James was ready to give up. He had gone from employer to employer with the hope of starting over, but each time he was told that his background check prevented him from starting the job. Most employers were impressed with him but were unable to offer him the position due to hiring policies around previously being incarcerated.
Would there be any hope of a job that would lead to an apartment, future security, and even the possibility of a family some day? Would judgement continue to follow him with every step outside of the prison walls?
A Harsh Reality
James’ story, not unlike many individuals in his situation, started with abandonment and rejection as a child. He learned quickly to trust no one as he was bounced from foster home to foster home. Running the streets and sadly turning to drugs, James was eventually arrested and sent to prison.
Our society has in many ways made it tremendously difficult for folks to re-enter into life beyond bars. A system that was supposed to be about correction, rehabilitation, and justice has for many become a system of revenge, restitution, and punishment.
Trying to rebuild a life after incarceration can be one of the most hopeless, lonely, and seemingly impossible journeys. As men and women complete their prison sentence, they are basically released with nothing but the clothes on their back and the little bit of money they may have set aside. Most do not have a home to return to and end up sleeping on the couches of friends and family until they have outstayed their welcome.
Through all of it they look for work, but job applications require a permanent address, which many do not have after being released from prison. Securing a phone following incarceration can also be a challenge, making it hard for employers to get in touch to schedule interviews.
Even if they do get an interview, many businesses state in their hiring policy that they will not or cannot hire someone with a felony charge, regardless of when the charge occurred or the circumstances surrounding it. Individuals like James who have a number of charges against them are limited in their career choices. It is a vicious situation that perpetuates the cycle of re-entering into the prison system once again.
The Church however is a people who have personally experienced the compassionate justice of God. Salvation, redemption, and reconciliation are God’s provision to a people who have all sinned and fallen very short of the glory of God.
Jesus was all about bringing healing and freedom to the captive. Proclamations of freedom for the prisoner bookend Jesus’ ministry. As he opened the scroll in the synagogue at the beginning of his ministry, he read from Isaiah 61:1 – “He has sent me to proclaim freedom for the prisoners.” As Jesus hung on the cross, he spoke freedom for the prisoner that was being executed next to him.
How does the church intersect with the judicial system?

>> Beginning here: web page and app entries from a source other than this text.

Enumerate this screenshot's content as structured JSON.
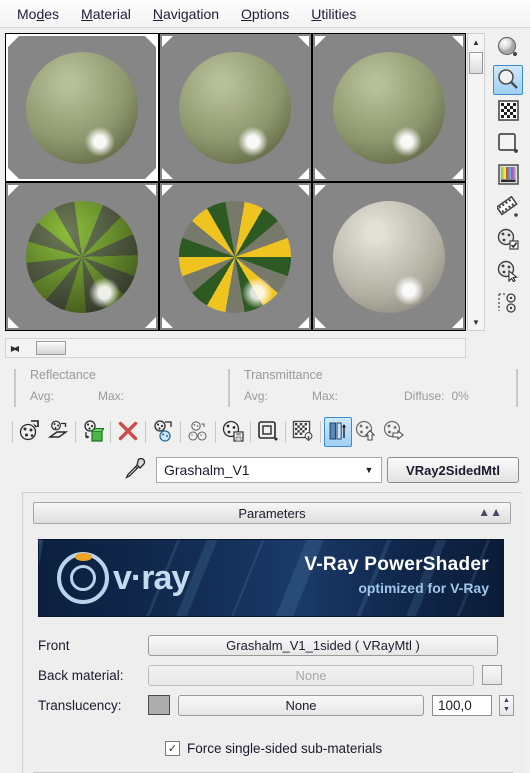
{
  "menubar": {
    "items": [
      {
        "label": "Modes",
        "pre": "Mo",
        "accel": "d",
        "post": "es"
      },
      {
        "label": "Material",
        "pre": "",
        "accel": "M",
        "post": "aterial"
      },
      {
        "label": "Navigation",
        "pre": "",
        "accel": "N",
        "post": "avigation"
      },
      {
        "label": "Options",
        "pre": "",
        "accel": "O",
        "post": "ptions"
      },
      {
        "label": "Utilities",
        "pre": "",
        "accel": "U",
        "post": "tilities"
      }
    ]
  },
  "preview_slots": {
    "selected_index": 0,
    "slots": [
      {
        "name": "slot-1",
        "material": "green-glossy",
        "style": "sph-green",
        "selected": true
      },
      {
        "name": "slot-2",
        "material": "green-glossy",
        "style": "sph-green",
        "selected": false
      },
      {
        "name": "slot-3",
        "material": "green-glossy",
        "style": "sph-green",
        "selected": false
      },
      {
        "name": "slot-4",
        "material": "green-checker",
        "style": "sph-checkA",
        "selected": false
      },
      {
        "name": "slot-5",
        "material": "yellow-checker",
        "style": "sph-checkB",
        "selected": false
      },
      {
        "name": "slot-6",
        "material": "grey-matte",
        "style": "sph-grey",
        "selected": false
      }
    ]
  },
  "scrollbars": {
    "vertical": {
      "up_icon": "triangle-up-icon",
      "down_icon": "triangle-down-icon"
    },
    "horizontal": {
      "left_icon": "triangle-left-icon",
      "right_icon": "triangle-right-icon"
    }
  },
  "vertical_toolbar": {
    "buttons": [
      {
        "name": "sample-type-sphere-button",
        "icon": "sphere-icon",
        "active": false
      },
      {
        "name": "backlight-button",
        "icon": "magnifier-sphere-icon",
        "active": true
      },
      {
        "name": "background-checker-button",
        "icon": "checker-grid-icon",
        "active": false
      },
      {
        "name": "sample-uv-tiling-button",
        "icon": "square-icon",
        "active": false
      },
      {
        "name": "video-color-check-button",
        "icon": "color-bars-icon",
        "active": false
      },
      {
        "name": "make-preview-button",
        "icon": "film-icon",
        "active": false
      },
      {
        "name": "options-button",
        "icon": "sphere-check-icon",
        "active": false
      },
      {
        "name": "select-by-material-button",
        "icon": "sphere-cursor-icon",
        "active": false
      },
      {
        "name": "material-id-channel-button",
        "icon": "id-channel-icon",
        "active": false
      }
    ]
  },
  "reflectance": {
    "left_title": "Reflectance",
    "left_avg": "Avg:",
    "left_max": "Max:",
    "right_title": "Transmittance",
    "right_avg": "Avg:",
    "right_max": "Max:",
    "diffuse_label": "Diffuse:",
    "diffuse_value": "0%"
  },
  "horizontal_toolbar": {
    "buttons": [
      {
        "name": "get-material-button",
        "icon": "sphere-arrow-icon",
        "active": false
      },
      {
        "name": "assign-to-selection-button",
        "icon": "sphere-plane-icon",
        "active": false
      },
      {
        "name": "put-to-scene-button",
        "icon": "sphere-cube-icon",
        "active": false
      },
      {
        "name": "reset-map-button",
        "icon": "red-x-icon",
        "active": false
      },
      {
        "name": "make-unique-button",
        "icon": "sphere-link-icon",
        "active": false
      },
      {
        "name": "put-to-library-button",
        "icon": "sphere-group-icon",
        "active": false
      },
      {
        "name": "save-material-button",
        "icon": "sphere-save-icon",
        "active": false
      },
      {
        "name": "show-map-in-viewport-button",
        "icon": "square-outline-icon",
        "active": false
      },
      {
        "name": "show-end-result-button",
        "icon": "checker-pin-icon",
        "active": false
      },
      {
        "name": "go-to-parent-button",
        "icon": "blue-columns-icon",
        "active": true
      },
      {
        "name": "go-forward-sibling-button",
        "icon": "sphere-up-arrow-icon",
        "active": false
      },
      {
        "name": "pick-material-button",
        "icon": "sphere-right-arrow-icon",
        "active": false
      }
    ]
  },
  "material_row": {
    "eyedropper_icon": "eyedropper-icon",
    "name_value": "Grashalm_V1",
    "name_placeholder": "Material name",
    "dropdown_icon": "chevron-down-icon",
    "type_button_label": "VRay2SidedMtl"
  },
  "rollout": {
    "title": "Parameters",
    "collapse_icon": "chevron-double-up-icon"
  },
  "banner": {
    "logo_text": "v·ray",
    "title": "V-Ray PowerShader",
    "subtitle": "optimized for V-Ray",
    "bg_color": "#112a4f",
    "accent_color": "#9ec6e8"
  },
  "params": {
    "front": {
      "label": "Front",
      "button": "Grashalm_V1_1sided  ( VRayMtl )"
    },
    "back_material": {
      "label": "Back material:",
      "button": "None",
      "checkbox_checked": false
    },
    "translucency": {
      "label": "Translucency:",
      "swatch_color": "#adadad",
      "button": "None",
      "amount": "100,0",
      "spin_up_icon": "spinner-up-icon",
      "spin_down_icon": "spinner-down-icon"
    },
    "force_single_sided": {
      "label": "Force single-sided sub-materials",
      "checked": true,
      "check_glyph": "✓"
    }
  }
}
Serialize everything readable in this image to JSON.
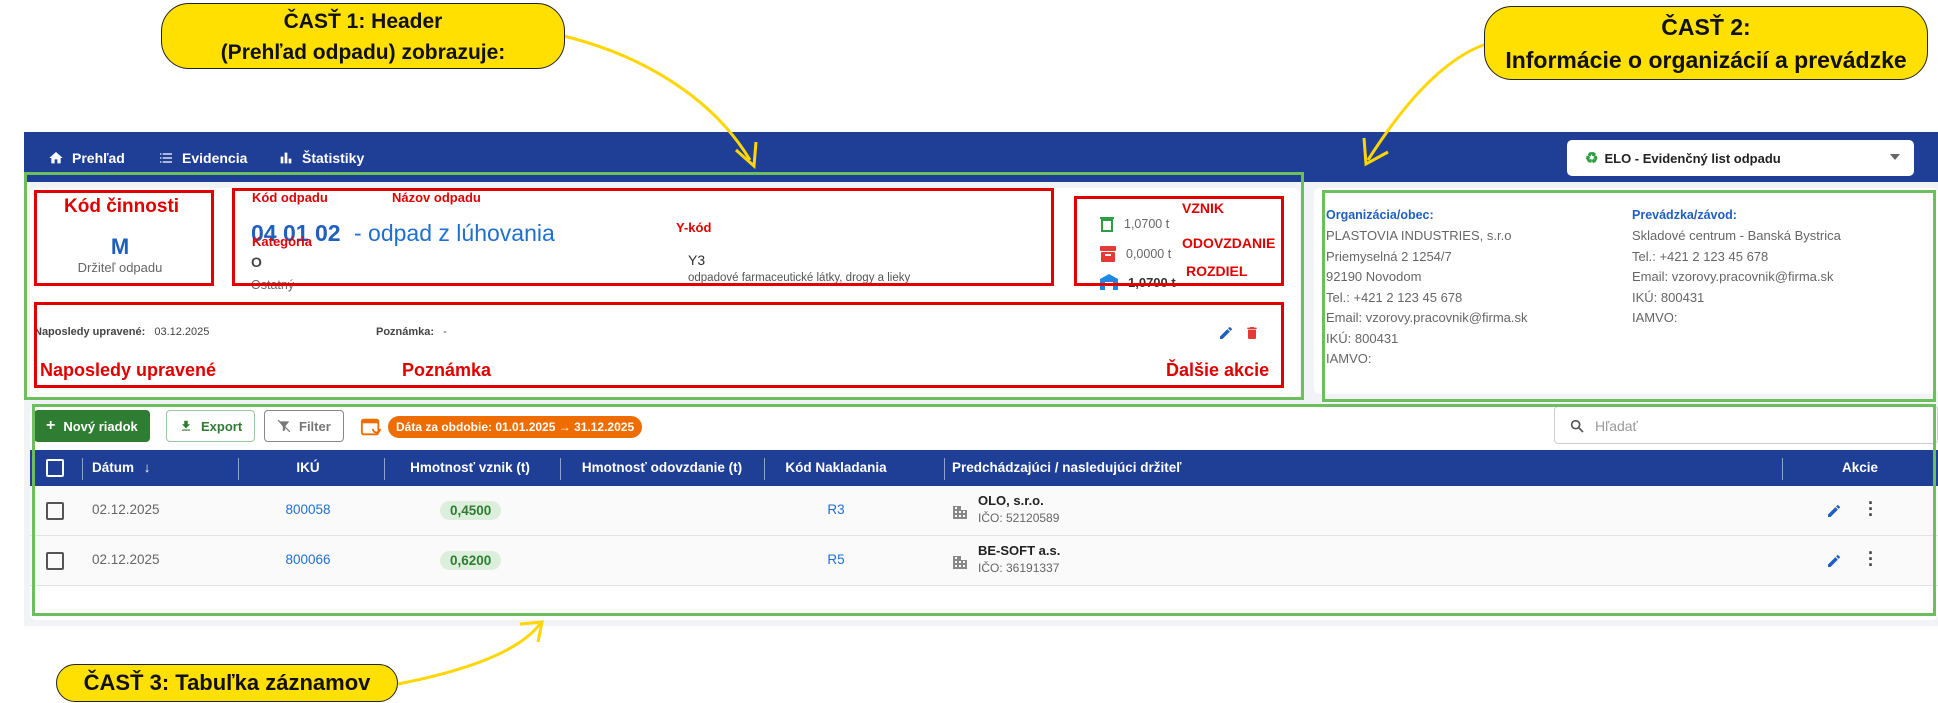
{
  "callouts": {
    "part1_line1": "ČASŤ 1: Header",
    "part1_line2": "(Prehľad odpadu) zobrazuje:",
    "part2_line1": "ČASŤ 2:",
    "part2_line2": "Informácie o organizácií a prevádzke",
    "part3": "ČASŤ 3: Tabuľka záznamov"
  },
  "nav": {
    "items": [
      {
        "label": "Prehľad",
        "icon": "home-icon"
      },
      {
        "label": "Evidencia",
        "icon": "list-icon"
      },
      {
        "label": "Štatistiky",
        "icon": "bar-chart-icon"
      }
    ],
    "select_value": "ELO - Evidenčný list odpadu"
  },
  "header": {
    "activity_code_title": "Kód činnosti",
    "activity_code": "M",
    "holder_label": "Držiteľ odpadu",
    "waste_code": "04 01 02",
    "waste_name": "- odpad z lúhovania",
    "category_short": "O",
    "category": "Ostatný",
    "y_code": "Y3",
    "y_desc": "odpadové farmaceutické látky, drogy a lieky",
    "vznik": "1,0700 t",
    "odovzdanie": "0,0000 t",
    "rozdiel": "1,0700 t",
    "last_edited_label": "Naposledy upravené:",
    "last_edited": "03.12.2025",
    "note_label": "Poznámka:",
    "note": "-"
  },
  "annotations": {
    "kod_odpadu": "Kód odpadu",
    "nazov_odpadu": "Názov odpadu",
    "kategoria": "Kategória",
    "y_kod": "Y-kód",
    "vznik": "VZNIK",
    "odovzdanie": "ODOVZDANIE",
    "rozdiel": "ROZDIEL",
    "naposledy": "Naposledy upravené",
    "poznamka": "Poznámka",
    "dalsie_akcie": "Ďalšie akcie"
  },
  "org": {
    "org_title": "Organizácia/obec:",
    "org_lines": [
      "PLASTOVIA INDUSTRIES, s.r.o",
      "Priemyselná 2 1254/7",
      "92190 Novodom",
      "Tel.: +421 2 123 45 678",
      "Email: vzorovy.pracovnik@firma.sk",
      "IKÚ: 800431",
      "IAMVO:"
    ],
    "plant_title": "Prevádzka/závod:",
    "plant_lines": [
      "Skladové centrum - Banská Bystrica",
      "Tel.: +421 2 123 45 678",
      "Email: vzorovy.pracovnik@firma.sk",
      "IKÚ: 800431",
      "IAMVO:"
    ]
  },
  "toolbar": {
    "new_row": "Nový riadok",
    "export": "Export",
    "filter": "Filter",
    "period": "Dáta za obdobie: 01.01.2025 → 31.12.2025",
    "search_placeholder": "Hľadať"
  },
  "table": {
    "headers": [
      "Dátum",
      "IKÚ",
      "Hmotnosť vznik (t)",
      "Hmotnosť odovzdanie (t)",
      "Kód Nakladania",
      "Predchádzajúci / nasledujúci držiteľ",
      "Akcie"
    ],
    "rows": [
      {
        "date": "02.12.2025",
        "iku": "800058",
        "vznik": "0,4500",
        "odovzdanie": "",
        "kod": "R3",
        "holder": "OLO, s.r.o.",
        "ico": "IČO: 52120589"
      },
      {
        "date": "02.12.2025",
        "iku": "800066",
        "vznik": "0,6200",
        "odovzdanie": "",
        "kod": "R5",
        "holder": "BE-SOFT a.s.",
        "ico": "IČO: 36191337"
      }
    ]
  },
  "colors": {
    "nav": "#1f3f97",
    "annotation_red": "#e00000",
    "annotation_green": "#6cbf5c",
    "callout_yellow": "#ffe000",
    "primary_green": "#2e7d32",
    "period_orange": "#ef6c00"
  }
}
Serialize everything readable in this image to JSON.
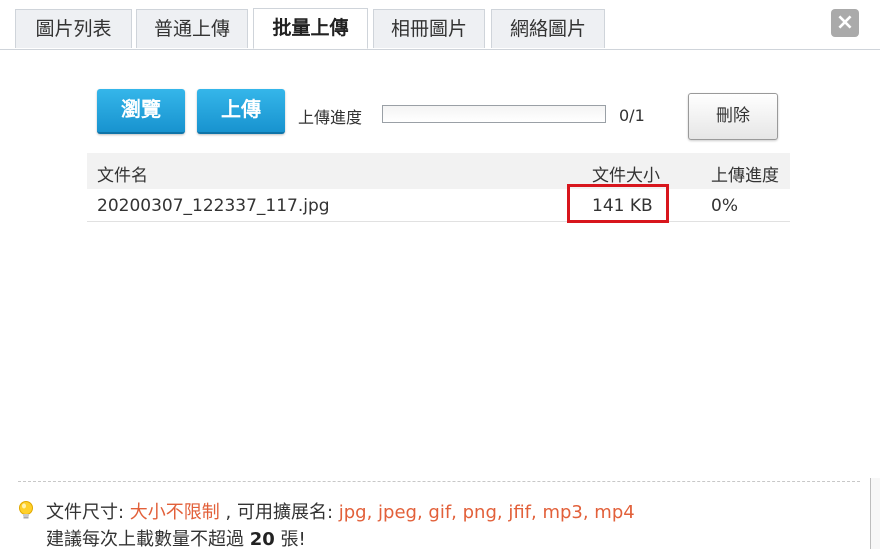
{
  "tabs": [
    {
      "label": "圖片列表",
      "active": false
    },
    {
      "label": "普通上傳",
      "active": false
    },
    {
      "label": "批量上傳",
      "active": true
    },
    {
      "label": "相冊圖片",
      "active": false
    },
    {
      "label": "網絡圖片",
      "active": false
    }
  ],
  "close": {
    "glyph": "×"
  },
  "toolbar": {
    "browse_label": "瀏覽",
    "upload_label": "上傳",
    "progress_label": "上傳進度",
    "progress_fraction": 0,
    "progress_count": "0/1",
    "delete_label": "刪除"
  },
  "table": {
    "headers": {
      "name": "文件名",
      "size": "文件大小",
      "progress": "上傳進度"
    },
    "rows": [
      {
        "name": "20200307_122337_117.jpg",
        "size": "141 KB",
        "progress": "0%"
      }
    ]
  },
  "footer": {
    "size_prefix": "文件尺寸: ",
    "size_value": "大小不限制",
    "ext_prefix": " , 可用擴展名: ",
    "ext_value": "jpg, jpeg, gif, png, jfif, mp3, mp4",
    "limit_prefix": "建議每次上載數量不超過 ",
    "limit_value": "20",
    "limit_suffix": " 張!"
  },
  "colors": {
    "accent": "#e2603a",
    "button_blue": "#1893cf",
    "highlight_red": "#d8161d"
  }
}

How is the church walking with and loving those who have been incarcerated?
A Fair Chance
New Life Community Church (NLC) in Carlisle, Pa. is a diverse family of Christ followers seeking to live out the love, acceptance, healing, and hope of Jesus seven days a week. Many who call NLC home have been in prison, stood before a judge, or been assigned a parole officer.
When NLC saw the realities that many people in James’ position face, they saw an opportunity to extend Jesus’ love and compassion to an entire group of people that were often overlooked. In October 2021, they partnered with Cumberland County Adult Parole and Probation and CareerLink to host a re-entry job fair.
Eighteen local companies who were willing and able to hire those with criminal backgrounds participated and offered onsite applications, interviews, and hiring. Out of the fifty individuals who attended the event, fifteen individuals walked out that day with a job offer. Everyone else had interviews and information in hand as they walked out the door of the church.
People who had come to the job fair feeling defeated left with smiles that signaled a resurrected hope: a hope that maybe rejection was finally a thing of the past, a hope that they could be independent from the system they had relied on, and a hope that their families and friends would now see them become who they were created to be. James was one of those people who walked away with a job that day. He also walked away with dignity, confidence, and a deeper sense of acceptance.
Fanning the Flame of Hope
The job fair was eye-opening for the NLC team as they recognized the lack of support available for people in the re-entry process. Soon after, NLC partnered with another community organization to launch a re-entry support group where individuals can ask questions, find support, and be encouraged and challenged to take the next right steps.
Churches can make a huge impact for those re-entering their community, even though the magnitude of the situation can sometimes feel paralyzing. Start with building relationships. Sit down with someone who has experienced incarceration and listen to their story. Find out the challenges of their journey and where the Church could have been helpful. Local law enforcement and parole officers can also be a great resource when trying to identify areas of need.
We tend to complicate the next steps and want to over-program everything. Instead, look for strategic ways to meet simple needs and fill common gaps experienced by the re-entry community. Through practical opportunities like job fairs and support groups, people can see the Church not just as a building but as a people who demonstrate the love of Jesus through a cup of coffee, a simple handshake, and a word of congratulations. It is in Christ’s body, the Church, where hope is kept alive and fanned into flame.
Names changed for confidentiality.